Years of neglect are evident in mortality rates at Indonesia's Surabaya Zoo
Until the government stepped in two years ago, 25 animals were dying each month
Conditions have improved but overcrowding, poor sanitation and inbreeding remain problems
Zookeeper Tony Samampau is trying to change attitudes, improve animal welfare
A tiger swims in a pond to cool off on a hot Saturday morning. School children stroll under a canopy of trees and watch Kalimantan gibbons playfully swing on the branches.
All seems fine at the Surabaya Zoo, Indonesia’s oldest zoo and once its most impressive. But a closer look reveals the sad state it has fallen into.
Out of the public’s sight, tigers are kept in small, dark cages. There is little room outside for all of its 15 tigers to roam, so only one is let out at a time.
A Sumatran tiger “Betina” is so sick she cannot keep any food down. A few cages away is another emaciated white tiger “Santi.”

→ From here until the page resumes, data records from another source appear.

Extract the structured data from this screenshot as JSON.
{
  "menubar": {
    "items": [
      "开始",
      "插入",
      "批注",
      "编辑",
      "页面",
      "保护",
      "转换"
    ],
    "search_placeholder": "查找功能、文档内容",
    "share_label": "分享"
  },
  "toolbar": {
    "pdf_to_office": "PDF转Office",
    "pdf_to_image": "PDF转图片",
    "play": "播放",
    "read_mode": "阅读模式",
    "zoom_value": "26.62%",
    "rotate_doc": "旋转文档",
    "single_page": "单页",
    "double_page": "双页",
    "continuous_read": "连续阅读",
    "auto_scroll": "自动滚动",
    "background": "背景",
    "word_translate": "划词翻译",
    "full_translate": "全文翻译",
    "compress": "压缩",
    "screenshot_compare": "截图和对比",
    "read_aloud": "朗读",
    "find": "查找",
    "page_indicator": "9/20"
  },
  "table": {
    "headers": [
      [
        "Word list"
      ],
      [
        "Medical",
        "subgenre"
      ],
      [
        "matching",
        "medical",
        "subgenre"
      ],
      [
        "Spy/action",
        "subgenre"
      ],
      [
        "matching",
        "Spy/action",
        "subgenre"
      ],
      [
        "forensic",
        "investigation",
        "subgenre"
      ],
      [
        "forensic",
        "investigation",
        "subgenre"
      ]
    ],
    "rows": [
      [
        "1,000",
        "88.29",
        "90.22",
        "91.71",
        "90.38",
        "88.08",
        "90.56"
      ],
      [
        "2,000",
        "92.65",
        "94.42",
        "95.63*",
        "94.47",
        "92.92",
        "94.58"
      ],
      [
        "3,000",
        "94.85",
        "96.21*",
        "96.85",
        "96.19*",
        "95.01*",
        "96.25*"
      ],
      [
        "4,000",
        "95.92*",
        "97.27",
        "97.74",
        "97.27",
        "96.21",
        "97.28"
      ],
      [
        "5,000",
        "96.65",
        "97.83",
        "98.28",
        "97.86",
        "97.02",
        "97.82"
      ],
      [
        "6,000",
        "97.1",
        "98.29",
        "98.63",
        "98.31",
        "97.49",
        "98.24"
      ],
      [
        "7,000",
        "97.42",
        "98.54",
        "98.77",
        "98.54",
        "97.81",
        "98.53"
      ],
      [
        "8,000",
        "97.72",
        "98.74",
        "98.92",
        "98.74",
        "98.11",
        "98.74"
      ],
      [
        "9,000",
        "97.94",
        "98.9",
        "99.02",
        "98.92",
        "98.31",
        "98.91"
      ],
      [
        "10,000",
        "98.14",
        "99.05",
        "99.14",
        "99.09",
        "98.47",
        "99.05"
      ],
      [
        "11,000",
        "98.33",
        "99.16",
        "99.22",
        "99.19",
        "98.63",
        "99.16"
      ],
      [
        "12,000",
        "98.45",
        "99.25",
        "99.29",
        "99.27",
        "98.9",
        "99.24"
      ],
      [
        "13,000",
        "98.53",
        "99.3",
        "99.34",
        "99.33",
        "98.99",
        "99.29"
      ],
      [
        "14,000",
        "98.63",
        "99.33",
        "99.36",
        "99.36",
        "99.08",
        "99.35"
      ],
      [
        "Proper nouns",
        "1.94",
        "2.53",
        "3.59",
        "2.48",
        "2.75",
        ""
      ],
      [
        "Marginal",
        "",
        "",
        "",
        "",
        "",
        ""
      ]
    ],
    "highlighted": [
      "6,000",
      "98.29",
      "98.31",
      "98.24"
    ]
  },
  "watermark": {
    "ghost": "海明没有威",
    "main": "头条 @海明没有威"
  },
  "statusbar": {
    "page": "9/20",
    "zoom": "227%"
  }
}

“See, these tigers never go out their whole life, they’re very skinny tigers,” said experienced zookeeper Tony Sumampau.
Sumampau was brought in by the Indonesian government to lead a temporary team to improve conditions when it took over the privately run zoo in 2010.
He now spends two days a week trying to teach zoo staff how to care for animals kept in cramped and unsanitary living conditions for far too long.
Before Sumampau arrived, about 25 of the zoo’s 4,000 animals died each month, many of them prematurely, from disease and neglect. Among them was a cheetah, a gift from South Africa’s President, whose leg was bitten off by a tiger and later died.
Sumampau says trained zookeepers would never put cheetahs and tigers together. “I think this is the only zoo I heard where a cheetah fights with the tigers, in this zoo, because they never meet in the wild,” he explained.
There has been some progress since his temporary team came in. Now, an average of 15 of the zoo’s animals dies each month.
In March, the zoo’s last remaining giraffe was one of them.
An autopsy revealed that the adult male had eaten a staggering amount of plastic; around 18 kilograms or 40 pounds was found in its abdomen, mostly food wrappers.
According to Sumampau, it is not the only animals to have ingested trash that ends up in the enclosures.
Poor sanitation and uncontrolled breeding also remain serious challenges for the zoo.
A pelican nurses her chick in a pen it shares with about 160 other pelicans. There is so little room, the birds can barely stand and unfurl their wings.
Several primates and birds are kept side by side in what was once the zoo’s quarantine area.
A brightly-coloured macaw no longer has any feathers on its breast. It has become so stressed by living in captivity that it has plucked them all out, Samampau says.
Lutvi Achmad, the head of the East Java Natural Resources Conservation Center, who works with Sumampau, told CNN, “This overpopulation has been going on for so long, there’s inbreeding and for sure this won’t be a good thing for the Surabaya Zoo.”
The biggest problem Sumampau says is the lack of understanding of animal welfare and conservation. He is slowly training the zoo’s 70 keepers but faces resistance from some who have worked in the zoo for years, even decades.
A baby elephant pulls against the chains secured around its legs as it moves around a cramped, concrete cell. One of the keepers tells Sumampau the chains are used to train the young elephant to walk.
Frequent changes in management and infighting are to be blamed for the zoo’s appalling state, according to the team.
Sumampau appointed one of the zoo’s staff, Sri Pentawati, as the new curator. She says she was reluctant to take on the position but is heartened by the changes. “Our zoo is old”, she said. “It will take time to modernize it, however, some of visitors notice the changes because some of the cages are getting fixed already.”
Enclosures for the Komodo dragons, endangered and found only in Indonesia, have been renovated and the younger lizards are now kept separate from the adults who can prey on them.
The barriers are low and properly installed for visitors to safely watch the Komodo dragons sunbathe.
“If you can set up exhibits showing the animals’ normal behavior so people will see and know about tiger behavior, elephant behavior and things like that, the zoo in fact is education for the visitor,” Sumampau said.
Rebuilding the zoo will require expertise and money. However, with tickets priced at less than $2 each, revenues are just enough to feed the animals and keep the zoo running.
Sumampau and his team have proposed plans to modernize the zoo, but stakeholders, including Surabaya’s local government and the Indonesian Forestry Ministry, have yet to agree on a scheme and appoint a management team.
The Forestry Ministry wants the Surabaya local government to appoint a third-party team of professionals to run the zoo. The Surabaya administration prefers a body owned by municipality to take over.
“We will support whoever, professionals, chosen by the local government to run the zoo,” Achmad said. “Our duty here is temporary and it is to save the animals, rescue them and prepare for the eventual transfer to the next management.”
“We need everyone to have the same vision to fulfill animal welfare of the zoo animals, that’s the most important thing”, stressed Sumampau. “The surplus animals have to be out, or euthanized, whichever is better, or some can be released to the wild. This has to be done and then we need funding to rebuild the zoo completely.”